Exercise instructions
Exclude the pictures and retype the entries as written.

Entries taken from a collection
* * * * *

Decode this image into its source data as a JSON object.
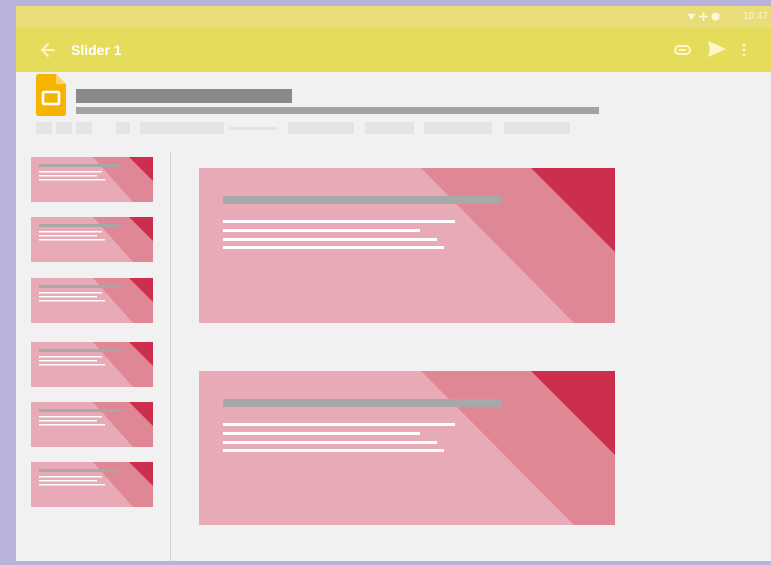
{
  "status_bar": {
    "time": "10:47"
  },
  "app_bar": {
    "title": "Slider 1"
  },
  "colors": {
    "app_bar": "#e6dc5c",
    "status_bar": "#e8dd78",
    "slide_base": "#e8aab7",
    "slide_mid": "#df8794",
    "slide_accent": "#cb2f4d",
    "docs_logo": "#f4b400"
  },
  "icons": [
    "wifi-icon",
    "signal-icon",
    "battery-icon",
    "back-arrow-icon",
    "attach-icon",
    "send-icon",
    "more-vert-icon",
    "slides-logo-icon"
  ],
  "thumbnails_count": 6,
  "slides_count": 2
}
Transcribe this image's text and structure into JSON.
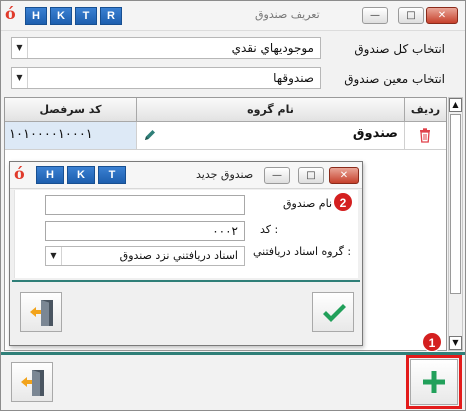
{
  "window": {
    "title": "تعريف صندوق",
    "hotkeys": [
      "H",
      "K",
      "T",
      "R"
    ]
  },
  "filters": {
    "total_label": "انتخاب کل صندوق",
    "total_value": "موجوديهاي نقدي",
    "specific_label": "انتخاب معين صندوق",
    "specific_value": "صندوقها"
  },
  "grid": {
    "columns": [
      "رديف",
      "نام گروه",
      "کد سرفصل"
    ],
    "rows": [
      {
        "group_name": "صندوق",
        "code": "۱۰۱۰۰۰۰۱۰۰۰۱"
      }
    ]
  },
  "dialog": {
    "title": "صندوق جديد",
    "hotkeys": [
      "H",
      "K",
      "T"
    ],
    "name_label": "نام صندوق",
    "name_value": "",
    "code_label": "کد :",
    "code_value": "۰۰۰۲",
    "group_label": "گروه اسناد دريافتني :",
    "group_value": "اسناد دريافتني نزد صندوق"
  },
  "badges": {
    "add": "1",
    "dialog": "2"
  },
  "colors": {
    "accent_teal": "#2f7f78",
    "highlight_red": "#e31b1b",
    "hotkey_blue": "#1d5fae",
    "confirm_green": "#21a05a"
  },
  "icons": {
    "logo": "app-logo-icon",
    "delete": "trash-icon",
    "edit": "pencil-icon",
    "exit": "exit-door-icon",
    "add": "plus-icon",
    "confirm": "check-icon"
  }
}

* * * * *

Result of this exercise
Decode this image into its source data as a JSON object.
{
  "status_bar": {
    "time": "10:47"
  },
  "app_bar": {
    "title": "Slider 1"
  },
  "colors": {
    "app_bar": "#e6dc5c",
    "status_bar": "#e8dd78",
    "slide_base": "#e8aab7",
    "slide_mid": "#df8794",
    "slide_accent": "#cb2f4d",
    "docs_logo": "#f4b400"
  },
  "icons": [
    "wifi-icon",
    "signal-icon",
    "battery-icon",
    "back-arrow-icon",
    "attach-icon",
    "send-icon",
    "more-vert-icon",
    "slides-logo-icon"
  ],
  "thumbnails_count": 6,
  "slides_count": 2
}
Transcribe this image's text and structure into JSON.
{
  "window": {
    "title": "تعريف صندوق",
    "hotkeys": [
      "H",
      "K",
      "T",
      "R"
    ]
  },
  "filters": {
    "total_label": "انتخاب کل صندوق",
    "total_value": "موجوديهاي نقدي",
    "specific_label": "انتخاب معين صندوق",
    "specific_value": "صندوقها"
  },
  "grid": {
    "columns": [
      "رديف",
      "نام گروه",
      "کد سرفصل"
    ],
    "rows": [
      {
        "group_name": "صندوق",
        "code": "۱۰۱۰۰۰۰۱۰۰۰۱"
      }
    ]
  },
  "dialog": {
    "title": "صندوق جديد",
    "hotkeys": [
      "H",
      "K",
      "T"
    ],
    "name_label": "نام صندوق",
    "name_value": "",
    "code_label": "کد :",
    "code_value": "۰۰۰۲",
    "group_label": "گروه اسناد دريافتني :",
    "group_value": "اسناد دريافتني نزد صندوق"
  },
  "badges": {
    "add": "1",
    "dialog": "2"
  },
  "colors": {
    "accent_teal": "#2f7f78",
    "highlight_red": "#e31b1b",
    "hotkey_blue": "#1d5fae",
    "confirm_green": "#21a05a"
  },
  "icons": {
    "logo": "app-logo-icon",
    "delete": "trash-icon",
    "edit": "pencil-icon",
    "exit": "exit-door-icon",
    "add": "plus-icon",
    "confirm": "check-icon"
  }
}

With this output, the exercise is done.